*REQUIRED ACTION*:
Would you restate the full listing word for word and omit its pictures?

*TASK MATERIAL*:
= = =
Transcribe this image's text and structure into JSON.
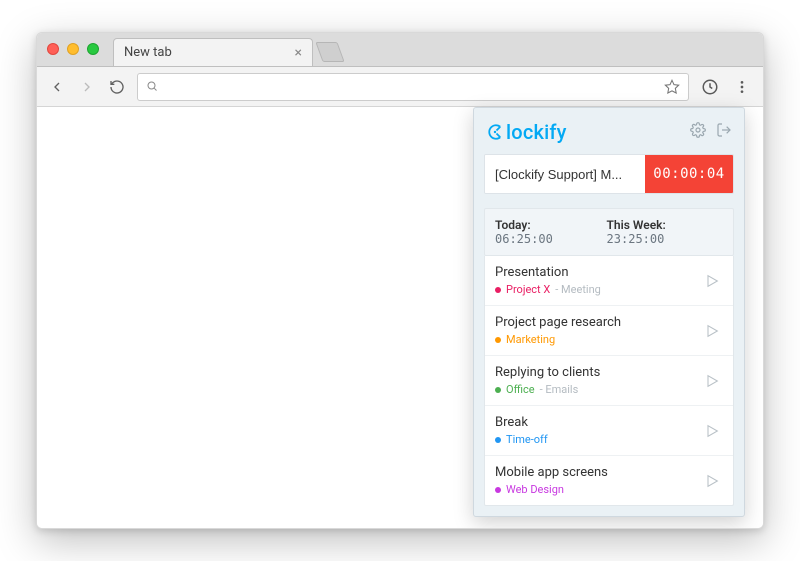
{
  "browser": {
    "tab_title": "New tab",
    "omnibox_placeholder": ""
  },
  "clockify": {
    "brand": "lockify",
    "timer": {
      "description": "[Clockify Support] M...",
      "elapsed": "00:00:04"
    },
    "summary": {
      "today_label": "Today:",
      "today_value": "06:25:00",
      "week_label": "This Week:",
      "week_value": "23:25:00"
    },
    "entries": [
      {
        "title": "Presentation",
        "project": "Project X",
        "client": "Meeting",
        "color": "#e91e63"
      },
      {
        "title": "Project page research",
        "project": "Marketing",
        "client": "",
        "color": "#ff9800"
      },
      {
        "title": "Replying to clients",
        "project": "Office",
        "client": "Emails",
        "color": "#4caf50"
      },
      {
        "title": "Break",
        "project": "Time-off",
        "client": "",
        "color": "#2196f3"
      },
      {
        "title": "Mobile app screens",
        "project": "Web Design",
        "client": "",
        "color": "#c838e0"
      }
    ]
  }
}
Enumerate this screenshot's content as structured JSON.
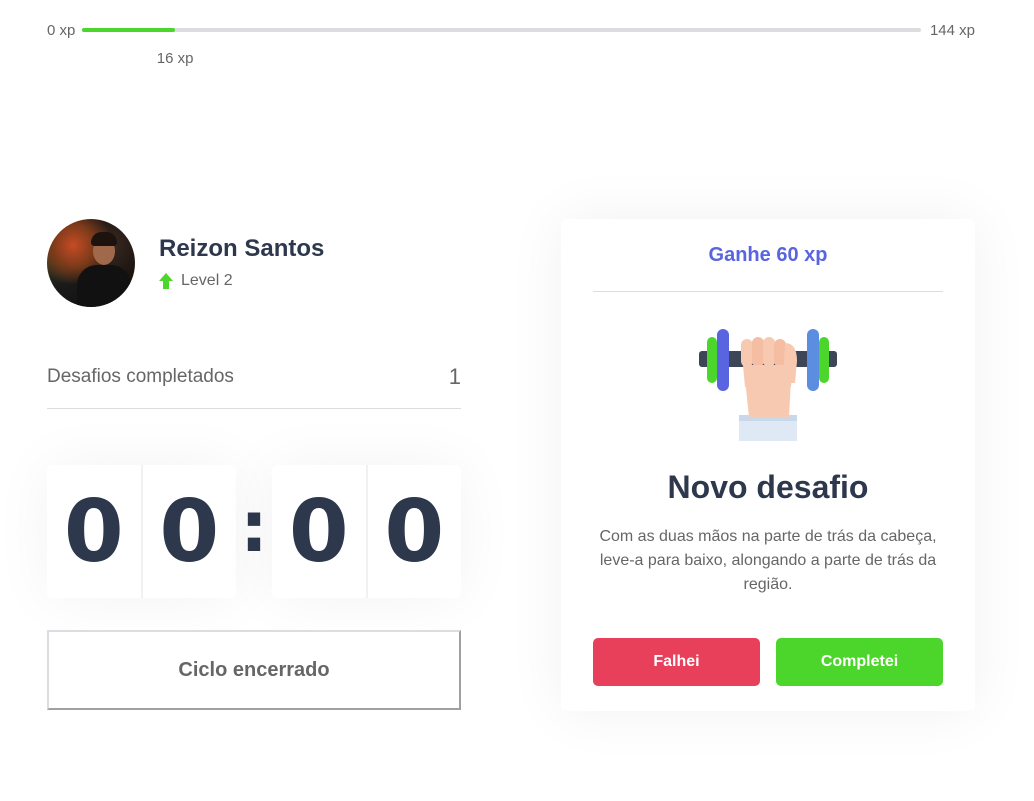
{
  "xp": {
    "min_label": "0 xp",
    "max_label": "144 xp",
    "current_label": "16 xp",
    "current": 16,
    "max": 144,
    "progress_fraction": 0.111,
    "fill_color": "#4cd62b"
  },
  "profile": {
    "name": "Reizon Santos",
    "level_label": "Level 2",
    "level_icon": "level-up-arrow-icon",
    "avatar": "profile-photo"
  },
  "completed": {
    "label": "Desafios completados",
    "count": "1"
  },
  "countdown": {
    "minute_left": "0",
    "minute_right": "0",
    "separator": ":",
    "second_left": "0",
    "second_right": "0"
  },
  "cycle_button": {
    "label": "Ciclo encerrado"
  },
  "challenge": {
    "reward": "Ganhe 60 xp",
    "icon": "dumbbell-icon",
    "title": "Novo desafio",
    "description": "Com as duas mãos na parte de trás da cabeça, leve-a para baixo, alongando a parte de trás da região.",
    "fail_label": "Falhei",
    "success_label": "Completei"
  },
  "colors": {
    "accent": "#5965e0",
    "title": "#2e384d",
    "text": "#666666",
    "green": "#4cd62b",
    "red": "#e83f5b"
  }
}
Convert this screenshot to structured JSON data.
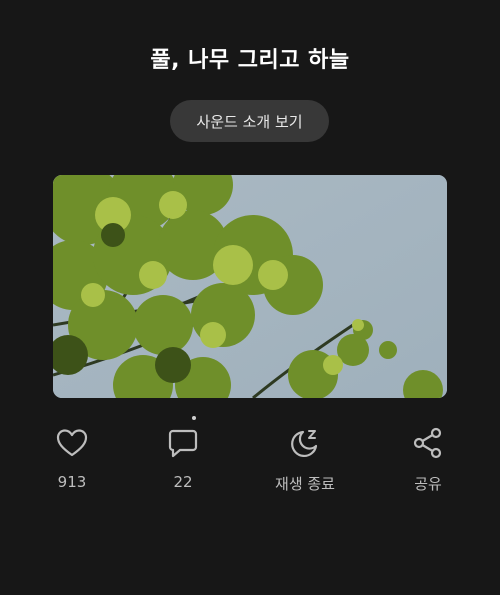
{
  "header": {
    "title": "풀, 나무 그리고 하늘"
  },
  "intro_button": {
    "label": "사운드 소개 보기"
  },
  "media": {
    "icon": "nature-photo",
    "page_indicator": "1"
  },
  "actions": {
    "like": {
      "icon": "heart-icon",
      "label": "913"
    },
    "comment": {
      "icon": "comment-icon",
      "label": "22"
    },
    "sleep_timer": {
      "icon": "moon-sleep-icon",
      "label": "재생 종료"
    },
    "share": {
      "icon": "share-icon",
      "label": "공유"
    }
  },
  "colors": {
    "background": "#171717",
    "button": "#383838",
    "icon": "#bdbdbd"
  }
}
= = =
*THE ANSWER*:
Transcribe this image's text and structure into JSON.
{
  "browser": {
    "tab_title": "New tab",
    "omnibox_placeholder": ""
  },
  "clockify": {
    "brand": "lockify",
    "timer": {
      "description": "[Clockify Support] M...",
      "elapsed": "00:00:04"
    },
    "summary": {
      "today_label": "Today:",
      "today_value": "06:25:00",
      "week_label": "This Week:",
      "week_value": "23:25:00"
    },
    "entries": [
      {
        "title": "Presentation",
        "project": "Project X",
        "client": "Meeting",
        "color": "#e91e63"
      },
      {
        "title": "Project page research",
        "project": "Marketing",
        "client": "",
        "color": "#ff9800"
      },
      {
        "title": "Replying to clients",
        "project": "Office",
        "client": "Emails",
        "color": "#4caf50"
      },
      {
        "title": "Break",
        "project": "Time-off",
        "client": "",
        "color": "#2196f3"
      },
      {
        "title": "Mobile app screens",
        "project": "Web Design",
        "client": "",
        "color": "#c838e0"
      }
    ]
  }
}
Enumerate this screenshot's content as structured JSON.
{
  "xp": {
    "min_label": "0 xp",
    "max_label": "144 xp",
    "current_label": "16 xp",
    "current": 16,
    "max": 144,
    "progress_fraction": 0.111,
    "fill_color": "#4cd62b"
  },
  "profile": {
    "name": "Reizon Santos",
    "level_label": "Level 2",
    "level_icon": "level-up-arrow-icon",
    "avatar": "profile-photo"
  },
  "completed": {
    "label": "Desafios completados",
    "count": "1"
  },
  "countdown": {
    "minute_left": "0",
    "minute_right": "0",
    "separator": ":",
    "second_left": "0",
    "second_right": "0"
  },
  "cycle_button": {
    "label": "Ciclo encerrado"
  },
  "challenge": {
    "reward": "Ganhe 60 xp",
    "icon": "dumbbell-icon",
    "title": "Novo desafio",
    "description": "Com as duas mãos na parte de trás da cabeça, leve-a para baixo, alongando a parte de trás da região.",
    "fail_label": "Falhei",
    "success_label": "Completei"
  },
  "colors": {
    "accent": "#5965e0",
    "title": "#2e384d",
    "text": "#666666",
    "green": "#4cd62b",
    "red": "#e83f5b"
  }
}
Convert this screenshot to structured JSON data.
{
  "header": {
    "title": "풀, 나무 그리고 하늘"
  },
  "intro_button": {
    "label": "사운드 소개 보기"
  },
  "media": {
    "icon": "nature-photo",
    "page_indicator": "1"
  },
  "actions": {
    "like": {
      "icon": "heart-icon",
      "label": "913"
    },
    "comment": {
      "icon": "comment-icon",
      "label": "22"
    },
    "sleep_timer": {
      "icon": "moon-sleep-icon",
      "label": "재생 종료"
    },
    "share": {
      "icon": "share-icon",
      "label": "공유"
    }
  },
  "colors": {
    "background": "#171717",
    "button": "#383838",
    "icon": "#bdbdbd"
  }
}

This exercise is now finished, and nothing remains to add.